Required work:
Copy out the entries exactly, from the first line to the last.

Given information:
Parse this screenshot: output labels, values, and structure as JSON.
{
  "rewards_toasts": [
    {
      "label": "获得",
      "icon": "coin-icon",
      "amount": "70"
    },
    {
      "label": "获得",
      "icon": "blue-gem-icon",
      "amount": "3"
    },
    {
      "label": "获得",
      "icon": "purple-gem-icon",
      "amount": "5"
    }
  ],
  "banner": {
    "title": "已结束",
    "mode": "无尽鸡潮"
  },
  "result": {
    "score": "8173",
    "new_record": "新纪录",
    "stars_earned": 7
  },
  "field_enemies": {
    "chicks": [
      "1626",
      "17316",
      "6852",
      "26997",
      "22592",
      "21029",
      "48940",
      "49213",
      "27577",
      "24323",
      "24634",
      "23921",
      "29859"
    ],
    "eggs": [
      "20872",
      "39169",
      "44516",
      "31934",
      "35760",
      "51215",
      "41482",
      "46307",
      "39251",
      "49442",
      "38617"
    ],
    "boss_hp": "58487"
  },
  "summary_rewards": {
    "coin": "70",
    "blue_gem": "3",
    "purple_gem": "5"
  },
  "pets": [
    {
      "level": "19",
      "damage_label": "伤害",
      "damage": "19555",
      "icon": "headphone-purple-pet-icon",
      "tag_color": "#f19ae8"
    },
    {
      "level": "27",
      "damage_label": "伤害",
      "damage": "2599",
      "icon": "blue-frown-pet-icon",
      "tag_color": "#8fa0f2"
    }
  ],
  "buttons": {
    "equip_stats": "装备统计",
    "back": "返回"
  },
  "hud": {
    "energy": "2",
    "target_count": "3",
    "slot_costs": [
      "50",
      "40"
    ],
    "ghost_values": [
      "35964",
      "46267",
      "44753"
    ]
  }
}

Written answer:
Parse this screenshot: output labels, values, and structure as JSON.
{
  "rewards_toasts": [
    {
      "label": "获得",
      "icon": "coin-icon",
      "amount": "70"
    },
    {
      "label": "获得",
      "icon": "blue-gem-icon",
      "amount": "3"
    },
    {
      "label": "获得",
      "icon": "purple-gem-icon",
      "amount": "5"
    }
  ],
  "banner": {
    "title": "已结束",
    "mode": "无尽鸡潮"
  },
  "result": {
    "score": "8173",
    "new_record": "新纪录",
    "stars_earned": 7
  },
  "field_enemies": {
    "chicks": [
      "1626",
      "17316",
      "6852",
      "26997",
      "22592",
      "21029",
      "48940",
      "49213",
      "27577",
      "24323",
      "24634",
      "23921",
      "29859"
    ],
    "eggs": [
      "20872",
      "39169",
      "44516",
      "31934",
      "35760",
      "51215",
      "41482",
      "46307",
      "39251",
      "49442",
      "38617"
    ],
    "boss_hp": "58487"
  },
  "summary_rewards": {
    "coin": "70",
    "blue_gem": "3",
    "purple_gem": "5"
  },
  "pets": [
    {
      "level": "19",
      "damage_label": "伤害",
      "damage": "19555",
      "icon": "headphone-purple-pet-icon",
      "tag_color": "#f19ae8"
    },
    {
      "level": "27",
      "damage_label": "伤害",
      "damage": "2599",
      "icon": "blue-frown-pet-icon",
      "tag_color": "#8fa0f2"
    }
  ],
  "buttons": {
    "equip_stats": "装备统计",
    "back": "返回"
  },
  "hud": {
    "energy": "2",
    "target_count": "3",
    "slot_costs": [
      "50",
      "40"
    ],
    "ghost_values": [
      "35964",
      "46267",
      "44753"
    ]
  }
}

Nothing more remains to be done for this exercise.